2000s. Vaidhyanathan also appeared in an episode of “The Daily Show” with Jon Stewart.

To Vaidhyanathan, what makes Facebook so dangerous is its algorithmic amplification and its

advertising system. It’s all about engagement, he said. Posts that initiate likes, comments, and

shares drives Facebook.

Strong emotions stir the pot, which is “great for motivation, terrible for deliberation,” he said.

Opinionated discussions result in banter that lasts hours. It’s never ending because as

Vaidhyanathan says, “you can’t argue with the crazy.” And it doesn’t help that Facebook will

place such emotional posts at the top of people’s timelines due to the many likes, comments,

and shares they receive. 

Many people are aware of the advertisements that litter their screens as they scroll through

social media. What most people don’t know is that social media platforms such as Facebook
strategically place ads that hit their targeted audiences, while at the same time preventing

specific people groups from viewing certain ads, Vaidhyanathan said.

“Artificial intelligence is coming.” Vaidhyanathan let his words sit with the audience before

revealing the CEO of Facebook Mark Zuckerberg's vision for social media users.

“He’s working on a project.
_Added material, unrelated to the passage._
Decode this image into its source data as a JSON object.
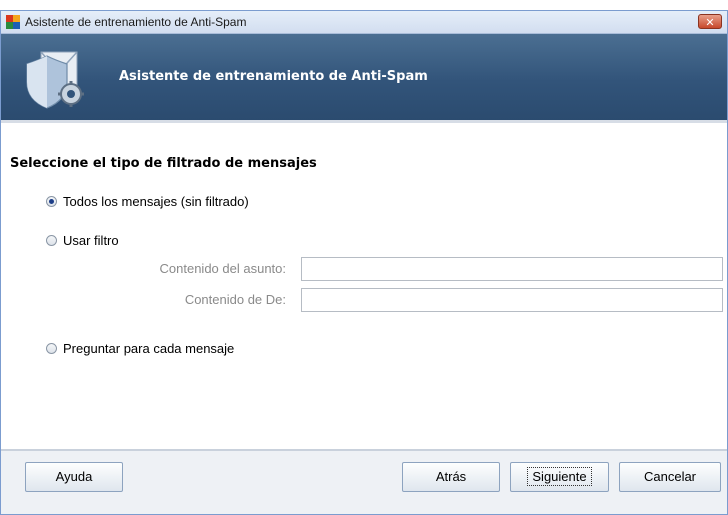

He’s gonna create a machine learning system that will accurately

predict how much time is spent on an app . . . His dream is that we use Facebook more and

more than most things we use in life.”

Unfortunately, Vaidhyanathan does not have a solution to the impending doom of Facebook

taking over the entirety of our time and energy. And this is because Facebook is already too

alluring and has already weaved its way into people’s everyday routines.

“If you wanted to invent a propaganda system to promote nationalism and authoritarianism,

you could not invent one better than Facebook,” Vaidhyanathan said. Facebook isn’t focused on

topics that truly matter, such as the election or disease epidemics. Nevertheless, “we truly

believe it makes our lives better.”

Replacing real life interactions with memories brought to you by virtual algorithms is not

everyone’s cup of tea. Many students were shaken by the negative effects of Facebook

Vaidhyanathan outlined.
“I thought it was really scary when he talked about advertising,” sophomore Claudia Hedrick

said, “and how they’re (Facebook) able to specifically target people and exclude people.”

Others left feeling skeptical of the reliability of social media when Vaidhyanathan mentioned

Facebook’s latest project with artificial intelligence obtaining people’s social media data to

provide more accurate feeds.

“I think it’s hard to predict how humans behave, so I don’t really know if there is one way to do

it,” sophomore Elizabeth Peterson said.

Facebook has “always been about transforming the world,” Vaidhyanathan said. But his

question for Zuckerberg is, “Who asked you to? Who asked you to change my mind, to change

my life, to change my world?”